App and web page records:
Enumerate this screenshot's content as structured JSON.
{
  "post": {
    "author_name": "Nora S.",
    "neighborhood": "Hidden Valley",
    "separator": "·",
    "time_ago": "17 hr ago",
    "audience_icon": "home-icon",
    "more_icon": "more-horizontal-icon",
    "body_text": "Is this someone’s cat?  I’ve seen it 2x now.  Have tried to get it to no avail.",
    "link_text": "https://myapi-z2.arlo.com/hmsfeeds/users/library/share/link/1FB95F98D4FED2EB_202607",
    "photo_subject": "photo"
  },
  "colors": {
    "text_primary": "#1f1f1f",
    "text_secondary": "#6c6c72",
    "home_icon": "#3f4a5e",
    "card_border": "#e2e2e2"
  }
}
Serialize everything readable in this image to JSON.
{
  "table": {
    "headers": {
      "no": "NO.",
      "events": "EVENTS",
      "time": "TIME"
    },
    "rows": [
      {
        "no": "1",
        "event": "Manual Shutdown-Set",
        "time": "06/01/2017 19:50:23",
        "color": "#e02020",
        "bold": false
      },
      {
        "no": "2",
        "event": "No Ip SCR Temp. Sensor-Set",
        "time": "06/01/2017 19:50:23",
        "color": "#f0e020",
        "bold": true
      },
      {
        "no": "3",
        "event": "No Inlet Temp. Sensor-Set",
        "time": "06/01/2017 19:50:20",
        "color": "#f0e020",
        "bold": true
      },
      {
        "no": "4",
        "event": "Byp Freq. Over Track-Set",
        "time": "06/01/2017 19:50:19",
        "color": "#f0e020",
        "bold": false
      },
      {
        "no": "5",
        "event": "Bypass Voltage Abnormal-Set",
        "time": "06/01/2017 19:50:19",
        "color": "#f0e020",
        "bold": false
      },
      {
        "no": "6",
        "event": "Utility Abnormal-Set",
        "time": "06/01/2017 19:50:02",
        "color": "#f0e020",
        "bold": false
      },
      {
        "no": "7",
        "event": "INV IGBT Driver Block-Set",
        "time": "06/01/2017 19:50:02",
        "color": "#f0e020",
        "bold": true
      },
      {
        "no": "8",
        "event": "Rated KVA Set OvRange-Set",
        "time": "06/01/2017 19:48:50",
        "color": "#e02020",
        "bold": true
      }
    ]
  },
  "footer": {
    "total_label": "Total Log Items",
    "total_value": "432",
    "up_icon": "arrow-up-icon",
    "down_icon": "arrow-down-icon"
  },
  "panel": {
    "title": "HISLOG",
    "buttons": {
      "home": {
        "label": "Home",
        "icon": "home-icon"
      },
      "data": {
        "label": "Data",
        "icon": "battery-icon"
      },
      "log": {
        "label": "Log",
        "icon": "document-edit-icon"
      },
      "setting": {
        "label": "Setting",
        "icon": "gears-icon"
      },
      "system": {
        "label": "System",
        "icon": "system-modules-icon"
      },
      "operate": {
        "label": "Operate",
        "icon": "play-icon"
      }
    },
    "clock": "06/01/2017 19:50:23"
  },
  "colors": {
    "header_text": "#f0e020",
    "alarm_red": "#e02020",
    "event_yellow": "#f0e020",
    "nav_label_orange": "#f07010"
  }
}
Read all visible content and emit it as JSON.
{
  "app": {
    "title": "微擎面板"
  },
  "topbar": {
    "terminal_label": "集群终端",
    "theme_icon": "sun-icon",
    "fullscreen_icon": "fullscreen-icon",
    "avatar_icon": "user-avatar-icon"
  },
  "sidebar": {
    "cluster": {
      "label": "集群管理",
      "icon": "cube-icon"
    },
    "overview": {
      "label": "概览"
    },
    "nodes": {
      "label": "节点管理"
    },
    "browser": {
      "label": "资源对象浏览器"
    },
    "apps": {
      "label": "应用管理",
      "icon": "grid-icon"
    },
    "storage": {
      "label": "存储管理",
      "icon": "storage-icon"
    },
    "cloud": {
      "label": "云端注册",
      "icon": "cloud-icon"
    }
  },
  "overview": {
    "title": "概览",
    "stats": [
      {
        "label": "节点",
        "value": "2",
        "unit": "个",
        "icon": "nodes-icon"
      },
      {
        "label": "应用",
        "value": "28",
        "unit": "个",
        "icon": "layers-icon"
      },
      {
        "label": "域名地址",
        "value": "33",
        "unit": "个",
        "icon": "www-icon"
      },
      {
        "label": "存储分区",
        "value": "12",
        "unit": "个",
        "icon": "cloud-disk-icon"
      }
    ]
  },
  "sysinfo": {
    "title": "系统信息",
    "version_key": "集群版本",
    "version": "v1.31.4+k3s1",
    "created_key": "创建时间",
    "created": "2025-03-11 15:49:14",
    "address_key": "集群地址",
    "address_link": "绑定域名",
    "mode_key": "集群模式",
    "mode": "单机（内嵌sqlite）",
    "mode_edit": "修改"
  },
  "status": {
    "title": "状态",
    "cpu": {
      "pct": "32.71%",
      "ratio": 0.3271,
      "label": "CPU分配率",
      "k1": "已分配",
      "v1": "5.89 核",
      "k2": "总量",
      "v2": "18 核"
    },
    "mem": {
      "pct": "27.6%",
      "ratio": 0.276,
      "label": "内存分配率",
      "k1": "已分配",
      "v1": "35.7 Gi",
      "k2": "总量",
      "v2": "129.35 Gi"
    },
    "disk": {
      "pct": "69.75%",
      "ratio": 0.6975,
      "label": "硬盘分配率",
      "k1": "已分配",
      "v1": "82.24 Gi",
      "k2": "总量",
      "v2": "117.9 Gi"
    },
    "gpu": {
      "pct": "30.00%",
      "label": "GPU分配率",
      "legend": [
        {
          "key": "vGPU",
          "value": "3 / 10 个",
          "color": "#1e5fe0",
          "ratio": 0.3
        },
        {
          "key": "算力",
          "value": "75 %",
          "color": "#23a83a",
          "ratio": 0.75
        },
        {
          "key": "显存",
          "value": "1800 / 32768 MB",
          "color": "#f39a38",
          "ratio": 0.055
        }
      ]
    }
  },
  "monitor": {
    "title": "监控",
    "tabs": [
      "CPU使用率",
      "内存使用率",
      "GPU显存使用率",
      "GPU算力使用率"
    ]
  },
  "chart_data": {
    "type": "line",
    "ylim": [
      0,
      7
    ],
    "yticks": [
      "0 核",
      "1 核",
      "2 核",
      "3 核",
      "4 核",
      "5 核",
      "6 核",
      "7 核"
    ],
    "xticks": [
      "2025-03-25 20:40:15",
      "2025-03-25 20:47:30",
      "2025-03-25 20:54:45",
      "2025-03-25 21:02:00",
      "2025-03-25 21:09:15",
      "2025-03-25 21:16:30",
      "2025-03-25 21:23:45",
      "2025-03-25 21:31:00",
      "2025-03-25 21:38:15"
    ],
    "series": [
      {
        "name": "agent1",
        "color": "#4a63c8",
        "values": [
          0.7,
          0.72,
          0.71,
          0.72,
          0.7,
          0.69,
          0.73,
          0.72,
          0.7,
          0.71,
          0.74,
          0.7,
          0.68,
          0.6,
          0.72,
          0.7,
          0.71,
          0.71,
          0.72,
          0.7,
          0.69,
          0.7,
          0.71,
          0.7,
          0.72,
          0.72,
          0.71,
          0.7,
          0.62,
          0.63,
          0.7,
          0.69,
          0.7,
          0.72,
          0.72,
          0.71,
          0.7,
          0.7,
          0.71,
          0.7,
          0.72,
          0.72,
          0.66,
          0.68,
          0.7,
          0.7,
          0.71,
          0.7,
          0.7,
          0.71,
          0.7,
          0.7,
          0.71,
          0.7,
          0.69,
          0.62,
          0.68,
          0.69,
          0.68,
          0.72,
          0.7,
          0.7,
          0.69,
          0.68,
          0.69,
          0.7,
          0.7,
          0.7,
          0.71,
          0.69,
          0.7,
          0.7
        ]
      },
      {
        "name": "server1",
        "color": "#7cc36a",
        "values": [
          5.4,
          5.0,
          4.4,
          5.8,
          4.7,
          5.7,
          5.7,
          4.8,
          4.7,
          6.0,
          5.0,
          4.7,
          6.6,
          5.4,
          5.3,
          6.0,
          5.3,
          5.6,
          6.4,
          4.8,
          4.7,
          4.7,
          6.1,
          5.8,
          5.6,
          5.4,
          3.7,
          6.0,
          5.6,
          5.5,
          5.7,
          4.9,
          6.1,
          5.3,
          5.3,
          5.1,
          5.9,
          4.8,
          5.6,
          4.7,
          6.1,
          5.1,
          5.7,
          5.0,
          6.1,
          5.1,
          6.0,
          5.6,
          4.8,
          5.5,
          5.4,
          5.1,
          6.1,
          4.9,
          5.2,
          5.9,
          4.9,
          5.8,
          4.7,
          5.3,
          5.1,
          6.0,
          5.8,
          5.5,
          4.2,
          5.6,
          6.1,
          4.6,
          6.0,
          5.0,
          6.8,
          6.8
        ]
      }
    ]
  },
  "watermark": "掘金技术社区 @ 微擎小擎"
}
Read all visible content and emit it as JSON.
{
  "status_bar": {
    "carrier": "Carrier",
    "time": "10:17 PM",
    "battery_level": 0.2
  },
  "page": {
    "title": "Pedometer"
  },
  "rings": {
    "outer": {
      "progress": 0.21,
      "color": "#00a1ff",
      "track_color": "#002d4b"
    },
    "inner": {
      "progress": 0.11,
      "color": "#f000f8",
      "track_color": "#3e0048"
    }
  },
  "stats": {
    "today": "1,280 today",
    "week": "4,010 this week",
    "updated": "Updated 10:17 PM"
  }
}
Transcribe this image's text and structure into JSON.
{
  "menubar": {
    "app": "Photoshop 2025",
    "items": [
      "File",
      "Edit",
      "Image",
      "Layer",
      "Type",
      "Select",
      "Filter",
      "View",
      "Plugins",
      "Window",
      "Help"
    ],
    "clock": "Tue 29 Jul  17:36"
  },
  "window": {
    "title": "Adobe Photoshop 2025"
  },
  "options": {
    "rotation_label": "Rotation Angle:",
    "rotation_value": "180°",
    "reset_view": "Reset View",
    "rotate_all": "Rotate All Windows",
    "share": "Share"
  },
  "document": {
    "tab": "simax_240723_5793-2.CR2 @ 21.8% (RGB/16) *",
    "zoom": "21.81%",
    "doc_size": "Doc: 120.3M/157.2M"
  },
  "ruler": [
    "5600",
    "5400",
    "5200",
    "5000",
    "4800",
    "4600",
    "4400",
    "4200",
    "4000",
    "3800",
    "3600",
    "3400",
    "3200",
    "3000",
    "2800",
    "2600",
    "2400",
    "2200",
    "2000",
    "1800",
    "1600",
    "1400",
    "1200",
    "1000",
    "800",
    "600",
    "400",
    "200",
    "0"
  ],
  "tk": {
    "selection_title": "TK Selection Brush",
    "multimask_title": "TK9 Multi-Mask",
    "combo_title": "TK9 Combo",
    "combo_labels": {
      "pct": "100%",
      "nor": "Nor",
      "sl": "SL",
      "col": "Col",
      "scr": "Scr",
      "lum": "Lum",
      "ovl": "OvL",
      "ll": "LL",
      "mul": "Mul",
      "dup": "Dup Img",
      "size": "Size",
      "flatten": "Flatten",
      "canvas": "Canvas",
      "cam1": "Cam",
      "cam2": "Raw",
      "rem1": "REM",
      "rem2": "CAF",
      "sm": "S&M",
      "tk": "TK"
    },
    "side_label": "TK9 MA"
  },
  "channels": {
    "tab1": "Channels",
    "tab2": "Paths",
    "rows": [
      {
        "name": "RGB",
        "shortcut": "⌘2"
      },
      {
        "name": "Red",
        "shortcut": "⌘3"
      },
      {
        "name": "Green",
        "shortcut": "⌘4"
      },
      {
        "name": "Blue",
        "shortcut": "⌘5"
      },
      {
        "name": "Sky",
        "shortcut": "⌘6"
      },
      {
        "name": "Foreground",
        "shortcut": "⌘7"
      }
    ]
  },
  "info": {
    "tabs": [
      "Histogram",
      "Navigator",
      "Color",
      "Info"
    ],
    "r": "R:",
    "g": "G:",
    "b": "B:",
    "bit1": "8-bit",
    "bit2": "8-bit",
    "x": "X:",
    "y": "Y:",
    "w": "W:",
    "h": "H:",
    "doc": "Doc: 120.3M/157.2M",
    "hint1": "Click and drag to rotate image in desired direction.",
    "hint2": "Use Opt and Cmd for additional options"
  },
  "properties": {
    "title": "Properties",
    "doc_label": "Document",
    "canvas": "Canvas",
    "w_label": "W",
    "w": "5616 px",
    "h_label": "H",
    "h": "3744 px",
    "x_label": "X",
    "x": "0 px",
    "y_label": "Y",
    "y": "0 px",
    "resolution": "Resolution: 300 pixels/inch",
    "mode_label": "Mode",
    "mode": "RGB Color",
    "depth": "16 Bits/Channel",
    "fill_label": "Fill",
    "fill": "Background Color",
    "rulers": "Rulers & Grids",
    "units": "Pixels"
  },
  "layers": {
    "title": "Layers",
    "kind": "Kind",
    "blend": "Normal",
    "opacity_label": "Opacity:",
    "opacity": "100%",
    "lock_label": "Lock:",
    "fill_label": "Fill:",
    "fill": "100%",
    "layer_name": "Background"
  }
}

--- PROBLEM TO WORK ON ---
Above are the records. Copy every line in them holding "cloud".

--- ANSWER SECTION ---
    "cloud": {
      "icon": "cloud-icon"
        "icon": "cloud-disk-icon"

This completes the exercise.